● EXERCISE OBJECTIVE
Every record, from the first line to the last, needs to be given again exactly.

Website and app data records
——————————
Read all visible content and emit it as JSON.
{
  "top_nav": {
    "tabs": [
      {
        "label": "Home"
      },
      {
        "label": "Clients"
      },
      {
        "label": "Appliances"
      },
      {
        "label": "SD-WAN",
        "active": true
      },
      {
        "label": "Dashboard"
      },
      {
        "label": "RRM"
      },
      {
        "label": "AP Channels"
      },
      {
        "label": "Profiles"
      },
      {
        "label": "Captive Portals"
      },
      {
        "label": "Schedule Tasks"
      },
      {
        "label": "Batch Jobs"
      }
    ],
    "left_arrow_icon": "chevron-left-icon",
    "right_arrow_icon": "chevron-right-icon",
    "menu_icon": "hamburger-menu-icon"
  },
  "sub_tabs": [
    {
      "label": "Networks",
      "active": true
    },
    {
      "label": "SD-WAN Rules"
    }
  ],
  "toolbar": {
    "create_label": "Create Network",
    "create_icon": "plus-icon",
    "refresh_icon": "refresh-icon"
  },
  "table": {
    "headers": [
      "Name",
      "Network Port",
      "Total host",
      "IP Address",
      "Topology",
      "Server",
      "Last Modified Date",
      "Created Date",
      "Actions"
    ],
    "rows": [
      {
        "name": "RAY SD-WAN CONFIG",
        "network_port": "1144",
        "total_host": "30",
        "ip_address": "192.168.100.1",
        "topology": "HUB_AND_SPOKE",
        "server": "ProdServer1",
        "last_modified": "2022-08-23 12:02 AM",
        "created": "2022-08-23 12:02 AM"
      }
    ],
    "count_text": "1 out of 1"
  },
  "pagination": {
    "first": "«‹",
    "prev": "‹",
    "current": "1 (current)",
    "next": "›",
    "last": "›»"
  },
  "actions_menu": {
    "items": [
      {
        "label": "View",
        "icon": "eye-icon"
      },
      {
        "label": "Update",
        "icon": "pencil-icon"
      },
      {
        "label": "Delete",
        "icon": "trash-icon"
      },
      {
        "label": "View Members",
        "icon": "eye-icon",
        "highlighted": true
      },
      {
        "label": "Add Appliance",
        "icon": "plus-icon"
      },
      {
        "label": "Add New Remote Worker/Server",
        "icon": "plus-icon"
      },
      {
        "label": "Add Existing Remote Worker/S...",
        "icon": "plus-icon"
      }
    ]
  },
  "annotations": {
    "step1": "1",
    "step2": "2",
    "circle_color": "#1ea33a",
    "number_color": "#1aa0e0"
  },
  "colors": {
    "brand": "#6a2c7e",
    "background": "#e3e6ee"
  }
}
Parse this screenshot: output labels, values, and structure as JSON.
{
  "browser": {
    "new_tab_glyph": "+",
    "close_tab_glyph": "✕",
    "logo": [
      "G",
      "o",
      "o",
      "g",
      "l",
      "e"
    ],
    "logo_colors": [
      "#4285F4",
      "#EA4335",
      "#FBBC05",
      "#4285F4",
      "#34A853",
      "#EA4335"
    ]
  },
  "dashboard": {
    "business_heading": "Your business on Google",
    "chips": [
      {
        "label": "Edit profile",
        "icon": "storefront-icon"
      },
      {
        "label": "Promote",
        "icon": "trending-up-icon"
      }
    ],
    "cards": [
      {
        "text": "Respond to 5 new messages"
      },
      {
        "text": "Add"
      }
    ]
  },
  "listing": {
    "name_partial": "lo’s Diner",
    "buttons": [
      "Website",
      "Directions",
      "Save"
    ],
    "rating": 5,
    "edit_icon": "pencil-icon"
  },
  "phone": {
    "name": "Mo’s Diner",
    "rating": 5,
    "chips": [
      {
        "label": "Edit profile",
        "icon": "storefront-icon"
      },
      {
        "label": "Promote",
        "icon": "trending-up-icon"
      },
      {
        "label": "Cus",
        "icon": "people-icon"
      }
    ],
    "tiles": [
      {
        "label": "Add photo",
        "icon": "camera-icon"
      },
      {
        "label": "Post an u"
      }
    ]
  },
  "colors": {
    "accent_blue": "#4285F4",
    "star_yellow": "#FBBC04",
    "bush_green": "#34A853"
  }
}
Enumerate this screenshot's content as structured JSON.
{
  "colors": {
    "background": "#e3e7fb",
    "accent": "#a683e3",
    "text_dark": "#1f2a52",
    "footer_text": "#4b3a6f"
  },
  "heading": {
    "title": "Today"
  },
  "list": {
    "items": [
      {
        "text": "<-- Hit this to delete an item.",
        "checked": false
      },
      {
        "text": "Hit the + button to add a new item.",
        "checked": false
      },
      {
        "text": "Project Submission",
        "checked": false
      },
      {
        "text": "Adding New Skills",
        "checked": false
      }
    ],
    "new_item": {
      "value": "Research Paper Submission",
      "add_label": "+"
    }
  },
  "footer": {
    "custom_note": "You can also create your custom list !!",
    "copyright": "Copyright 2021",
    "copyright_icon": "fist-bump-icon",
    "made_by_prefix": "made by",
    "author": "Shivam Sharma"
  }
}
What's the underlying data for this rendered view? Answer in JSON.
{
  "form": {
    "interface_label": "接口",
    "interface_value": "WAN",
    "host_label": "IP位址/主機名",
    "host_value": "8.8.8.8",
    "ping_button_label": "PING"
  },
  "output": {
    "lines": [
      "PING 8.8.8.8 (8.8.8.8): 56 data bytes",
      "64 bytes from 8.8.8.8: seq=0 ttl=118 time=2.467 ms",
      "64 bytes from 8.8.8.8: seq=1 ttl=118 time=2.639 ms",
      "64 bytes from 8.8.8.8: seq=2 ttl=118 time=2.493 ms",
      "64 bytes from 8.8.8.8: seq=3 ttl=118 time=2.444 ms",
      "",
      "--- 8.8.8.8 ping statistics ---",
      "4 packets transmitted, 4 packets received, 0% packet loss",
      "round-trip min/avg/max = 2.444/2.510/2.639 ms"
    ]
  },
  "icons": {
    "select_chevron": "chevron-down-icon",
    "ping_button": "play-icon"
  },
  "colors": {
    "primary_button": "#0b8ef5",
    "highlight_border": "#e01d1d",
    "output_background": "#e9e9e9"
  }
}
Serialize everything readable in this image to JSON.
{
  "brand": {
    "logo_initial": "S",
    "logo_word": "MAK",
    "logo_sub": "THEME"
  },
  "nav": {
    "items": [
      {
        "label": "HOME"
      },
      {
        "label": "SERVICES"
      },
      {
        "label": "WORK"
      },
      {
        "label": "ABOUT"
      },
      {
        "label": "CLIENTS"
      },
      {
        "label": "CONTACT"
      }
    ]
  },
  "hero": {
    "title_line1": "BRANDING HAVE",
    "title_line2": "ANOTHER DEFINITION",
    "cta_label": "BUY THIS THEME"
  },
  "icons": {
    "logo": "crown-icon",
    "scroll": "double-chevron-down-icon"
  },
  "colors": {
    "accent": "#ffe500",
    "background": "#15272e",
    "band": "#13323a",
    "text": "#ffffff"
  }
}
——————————
● EXPECTED ANSWER
Read all visible content and emit it as JSON.
{
  "top_nav": {
    "tabs": [
      {
        "label": "Home"
      },
      {
        "label": "Clients"
      },
      {
        "label": "Appliances"
      },
      {
        "label": "SD-WAN",
        "active": true
      },
      {
        "label": "Dashboard"
      },
      {
        "label": "RRM"
      },
      {
        "label": "AP Channels"
      },
      {
        "label": "Profiles"
      },
      {
        "label": "Captive Portals"
      },
      {
        "label": "Schedule Tasks"
      },
      {
        "label": "Batch Jobs"
      }
    ],
    "left_arrow_icon": "chevron-left-icon",
    "right_arrow_icon": "chevron-right-icon",
    "menu_icon": "hamburger-menu-icon"
  },
  "sub_tabs": [
    {
      "label": "Networks",
      "active": true
    },
    {
      "label": "SD-WAN Rules"
    }
  ],
  "toolbar": {
    "create_label": "Create Network",
    "create_icon": "plus-icon",
    "refresh_icon": "refresh-icon"
  },
  "table": {
    "headers": [
      "Name",
      "Network Port",
      "Total host",
      "IP Address",
      "Topology",
      "Server",
      "Last Modified Date",
      "Created Date",
      "Actions"
    ],
    "rows": [
      {
        "name": "RAY SD-WAN CONFIG",
        "network_port": "1144",
        "total_host": "30",
        "ip_address": "192.168.100.1",
        "topology": "HUB_AND_SPOKE",
        "server": "ProdServer1",
        "last_modified": "2022-08-23 12:02 AM",
        "created": "2022-08-23 12:02 AM"
      }
    ],
    "count_text": "1 out of 1"
  },
  "pagination": {
    "first": "«‹",
    "prev": "‹",
    "current": "1 (current)",
    "next": "›",
    "last": "›»"
  },
  "actions_menu": {
    "items": [
      {
        "label": "View",
        "icon": "eye-icon"
      },
      {
        "label": "Update",
        "icon": "pencil-icon"
      },
      {
        "label": "Delete",
        "icon": "trash-icon"
      },
      {
        "label": "View Members",
        "icon": "eye-icon",
        "highlighted": true
      },
      {
        "label": "Add Appliance",
        "icon": "plus-icon"
      },
      {
        "label": "Add New Remote Worker/Server",
        "icon": "plus-icon"
      },
      {
        "label": "Add Existing Remote Worker/S...",
        "icon": "plus-icon"
      }
    ]
  },
  "annotations": {
    "step1": "1",
    "step2": "2",
    "circle_color": "#1ea33a",
    "number_color": "#1aa0e0"
  },
  "colors": {
    "brand": "#6a2c7e",
    "background": "#e3e6ee"
  }
}
Parse this screenshot: output labels, values, and structure as JSON.
{
  "browser": {
    "new_tab_glyph": "+",
    "close_tab_glyph": "✕",
    "logo": [
      "G",
      "o",
      "o",
      "g",
      "l",
      "e"
    ],
    "logo_colors": [
      "#4285F4",
      "#EA4335",
      "#FBBC05",
      "#4285F4",
      "#34A853",
      "#EA4335"
    ]
  },
  "dashboard": {
    "business_heading": "Your business on Google",
    "chips": [
      {
        "label": "Edit profile",
        "icon": "storefront-icon"
      },
      {
        "label": "Promote",
        "icon": "trending-up-icon"
      }
    ],
    "cards": [
      {
        "text": "Respond to 5 new messages"
      },
      {
        "text": "Add"
      }
    ]
  },
  "listing": {
    "name_partial": "lo’s Diner",
    "buttons": [
      "Website",
      "Directions",
      "Save"
    ],
    "rating": 5,
    "edit_icon": "pencil-icon"
  },
  "phone": {
    "name": "Mo’s Diner",
    "rating": 5,
    "chips": [
      {
        "label": "Edit profile",
        "icon": "storefront-icon"
      },
      {
        "label": "Promote",
        "icon": "trending-up-icon"
      },
      {
        "label": "Cus",
        "icon": "people-icon"
      }
    ],
    "tiles": [
      {
        "label": "Add photo",
        "icon": "camera-icon"
      },
      {
        "label": "Post an u"
      }
    ]
  },
  "colors": {
    "accent_blue": "#4285F4",
    "star_yellow": "#FBBC04",
    "bush_green": "#34A853"
  }
}
Enumerate this screenshot's content as structured JSON.
{
  "colors": {
    "background": "#e3e7fb",
    "accent": "#a683e3",
    "text_dark": "#1f2a52",
    "footer_text": "#4b3a6f"
  },
  "heading": {
    "title": "Today"
  },
  "list": {
    "items": [
      {
        "text": "<-- Hit this to delete an item.",
        "checked": false
      },
      {
        "text": "Hit the + button to add a new item.",
        "checked": false
      },
      {
        "text": "Project Submission",
        "checked": false
      },
      {
        "text": "Adding New Skills",
        "checked": false
      }
    ],
    "new_item": {
      "value": "Research Paper Submission",
      "add_label": "+"
    }
  },
  "footer": {
    "custom_note": "You can also create your custom list !!",
    "copyright": "Copyright 2021",
    "copyright_icon": "fist-bump-icon",
    "made_by_prefix": "made by",
    "author": "Shivam Sharma"
  }
}
What's the underlying data for this rendered view? Answer in JSON.
{
  "form": {
    "interface_label": "接口",
    "interface_value": "WAN",
    "host_label": "IP位址/主機名",
    "host_value": "8.8.8.8",
    "ping_button_label": "PING"
  },
  "output": {
    "lines": [
      "PING 8.8.8.8 (8.8.8.8): 56 data bytes",
      "64 bytes from 8.8.8.8: seq=0 ttl=118 time=2.467 ms",
      "64 bytes from 8.8.8.8: seq=1 ttl=118 time=2.639 ms",
      "64 bytes from 8.8.8.8: seq=2 ttl=118 time=2.493 ms",
      "64 bytes from 8.8.8.8: seq=3 ttl=118 time=2.444 ms",
      "",
      "--- 8.8.8.8 ping statistics ---",
      "4 packets transmitted, 4 packets received, 0% packet loss",
      "round-trip min/avg/max = 2.444/2.510/2.639 ms"
    ]
  },
  "icons": {
    "select_chevron": "chevron-down-icon",
    "ping_button": "play-icon"
  },
  "colors": {
    "primary_button": "#0b8ef5",
    "highlight_border": "#e01d1d",
    "output_background": "#e9e9e9"
  }
}
Serialize everything readable in this image to JSON.
{
  "brand": {
    "logo_initial": "S",
    "logo_word": "MAK",
    "logo_sub": "THEME"
  },
  "nav": {
    "items": [
      {
        "label": "HOME"
      },
      {
        "label": "SERVICES"
      },
      {
        "label": "WORK"
      },
      {
        "label": "ABOUT"
      },
      {
        "label": "CLIENTS"
      },
      {
        "label": "CONTACT"
      }
    ]
  },
  "hero": {
    "title_line1": "BRANDING HAVE",
    "title_line2": "ANOTHER DEFINITION",
    "cta_label": "BUY THIS THEME"
  },
  "icons": {
    "logo": "crown-icon",
    "scroll": "double-chevron-down-icon"
  },
  "colors": {
    "accent": "#ffe500",
    "background": "#15272e",
    "band": "#13323a",
    "text": "#ffffff"
  }
}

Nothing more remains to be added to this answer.